Bobby rummaged in his old, worn duffel until he found the book, the dog-eared Bible that the prison chaplain had given him on the day he was released from prison. The chaplain had talked to him a lot through the years, and though Bobby couldn’t say why, he had listened intently on more than one occasion. On the morning of Bobby’s last day inside, the chaplain had brought the old, used Bible to Bobby and had marked a page for him in the book of Luke. Bobby had read the highlighted passage dozens of times since that day, and as he traced it now with his finger, he felt the truth of blame deep in his bones.
“…And not many days after the younger son gathered all together, and took his journey into a far country, and there wasted his substance with riotous living. And when he had spent all, there arose a mighty famine in that land; and he began to be in want…”
The story went on to tell about how the son had realized his sins and had gone home to ask to be a servant, but when he got there his father kissed him and made a big party to celebrate, which really ticked off the older son, who had stayed home and been good all those years. Bobby could understand the part about the riotous living. He had certainly wasted more substance than most people could expect to gain in a lifetime. He even understood the brother. There he was, taking up all the slack for his brother, but as soon as he came home, everyone acted like he was a rock star or something. The part that Bobby couldn’t quite see—the part his conscience didn’t really believe—was the part about the father and his open arms. Even if his father hadn’t been bitter to start with, wouldn’t all those years of his son’s being wasteful have done the trick? Maybe long ago in Bible times, people were more forgiving of their children, or maybe some people loved their sons so much that it didn’t matter what they’d done. They’d always welcome them back.
Even though Bobby knew his story wouldn’t end that way, even though he already felt the cold certainty of being turned away, he couldn’t help but press onward. Serendipity and Francine Mathison had given him an opportunity to go home again. He had nothing to lose and probably nothing to gain, but he felt a wriggling queasiness in the pit of his stomach. He hadn’t felt that particular sensation in a very long time, but he thought perhaps it might be hope.

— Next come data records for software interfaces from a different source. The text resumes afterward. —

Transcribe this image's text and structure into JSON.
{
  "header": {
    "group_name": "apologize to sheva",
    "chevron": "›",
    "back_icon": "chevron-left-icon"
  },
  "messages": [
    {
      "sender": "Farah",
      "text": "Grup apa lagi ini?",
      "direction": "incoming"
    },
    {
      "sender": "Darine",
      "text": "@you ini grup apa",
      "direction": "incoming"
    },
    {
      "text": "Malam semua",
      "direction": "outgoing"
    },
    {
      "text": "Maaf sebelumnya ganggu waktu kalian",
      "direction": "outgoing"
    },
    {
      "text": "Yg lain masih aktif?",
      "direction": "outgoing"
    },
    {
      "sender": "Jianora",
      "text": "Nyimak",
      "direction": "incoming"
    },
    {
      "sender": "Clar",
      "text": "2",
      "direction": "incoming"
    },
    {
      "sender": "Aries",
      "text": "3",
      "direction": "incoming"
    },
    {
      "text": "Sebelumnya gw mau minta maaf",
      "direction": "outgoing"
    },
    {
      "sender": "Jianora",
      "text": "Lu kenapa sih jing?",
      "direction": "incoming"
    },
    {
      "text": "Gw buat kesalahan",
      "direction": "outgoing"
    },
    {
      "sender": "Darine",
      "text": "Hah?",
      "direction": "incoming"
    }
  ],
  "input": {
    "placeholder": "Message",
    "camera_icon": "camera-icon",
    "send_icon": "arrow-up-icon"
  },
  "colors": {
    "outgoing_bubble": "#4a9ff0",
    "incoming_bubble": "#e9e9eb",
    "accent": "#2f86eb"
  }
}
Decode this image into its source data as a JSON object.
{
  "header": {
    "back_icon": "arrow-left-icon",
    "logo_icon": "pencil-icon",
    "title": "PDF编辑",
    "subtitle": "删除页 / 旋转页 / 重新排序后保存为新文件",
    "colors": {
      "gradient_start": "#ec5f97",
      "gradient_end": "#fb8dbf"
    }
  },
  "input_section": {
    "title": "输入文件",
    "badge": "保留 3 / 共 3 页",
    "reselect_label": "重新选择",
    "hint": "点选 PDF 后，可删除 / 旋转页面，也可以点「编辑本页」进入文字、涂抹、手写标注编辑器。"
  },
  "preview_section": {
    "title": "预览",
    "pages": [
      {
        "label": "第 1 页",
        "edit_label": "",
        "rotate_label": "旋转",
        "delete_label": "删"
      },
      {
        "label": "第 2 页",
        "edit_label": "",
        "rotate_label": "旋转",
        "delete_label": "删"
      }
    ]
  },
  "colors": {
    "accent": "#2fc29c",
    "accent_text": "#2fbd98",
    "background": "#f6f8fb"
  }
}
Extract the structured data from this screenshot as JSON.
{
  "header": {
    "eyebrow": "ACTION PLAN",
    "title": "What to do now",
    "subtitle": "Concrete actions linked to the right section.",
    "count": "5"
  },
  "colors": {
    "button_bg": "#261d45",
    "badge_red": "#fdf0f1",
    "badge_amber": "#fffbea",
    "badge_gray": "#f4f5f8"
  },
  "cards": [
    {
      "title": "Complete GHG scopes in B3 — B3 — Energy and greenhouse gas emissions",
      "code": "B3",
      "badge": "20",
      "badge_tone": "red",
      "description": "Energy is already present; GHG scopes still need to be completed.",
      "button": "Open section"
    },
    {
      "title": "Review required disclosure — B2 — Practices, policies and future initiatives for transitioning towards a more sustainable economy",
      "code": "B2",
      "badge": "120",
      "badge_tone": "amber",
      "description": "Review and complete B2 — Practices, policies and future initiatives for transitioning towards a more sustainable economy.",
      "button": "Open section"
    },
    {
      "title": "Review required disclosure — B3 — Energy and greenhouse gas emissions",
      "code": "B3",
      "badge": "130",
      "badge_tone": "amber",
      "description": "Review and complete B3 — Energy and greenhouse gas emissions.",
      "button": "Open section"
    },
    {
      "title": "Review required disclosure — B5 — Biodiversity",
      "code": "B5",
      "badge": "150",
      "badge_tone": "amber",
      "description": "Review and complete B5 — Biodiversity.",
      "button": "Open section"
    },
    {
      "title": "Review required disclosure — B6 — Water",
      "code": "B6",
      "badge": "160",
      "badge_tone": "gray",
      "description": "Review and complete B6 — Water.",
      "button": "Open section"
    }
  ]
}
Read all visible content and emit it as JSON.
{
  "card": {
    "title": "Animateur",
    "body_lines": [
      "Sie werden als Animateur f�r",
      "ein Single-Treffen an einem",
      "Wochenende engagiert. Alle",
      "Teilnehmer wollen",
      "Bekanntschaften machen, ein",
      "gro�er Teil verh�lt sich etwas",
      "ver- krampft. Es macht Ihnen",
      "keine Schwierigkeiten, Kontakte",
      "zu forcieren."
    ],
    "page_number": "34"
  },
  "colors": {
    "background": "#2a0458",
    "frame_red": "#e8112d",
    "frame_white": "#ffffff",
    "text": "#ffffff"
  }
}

He ran his fingers over the twentieth verse one last time before he closed the Bible. He wasn’t really reading the verses anymore. He knew the entire passage by heart, and even after the book was zipped back safely inside his bag, he replayed the words carefully over and over in his mind.
“…And he arose, and came to his father. But when he was yet a great way off, his father saw him, and had compassion, and ran, and fell on his neck, and kissed him…”
Melissa Heath-Lee is a Foster Care and Adoption Recruiter for the State of Oklahoma, where she lives with her husband Peery. She’s been writing for nearly 40 years while also pursuing careers in the arts, education, and vacuum cleaner sales. Her short stories, flash fiction and poetry have been published in journals such as The Quotable and Green Eggs and Hamlet, and her plays have been produced in Texas and Oklahoma.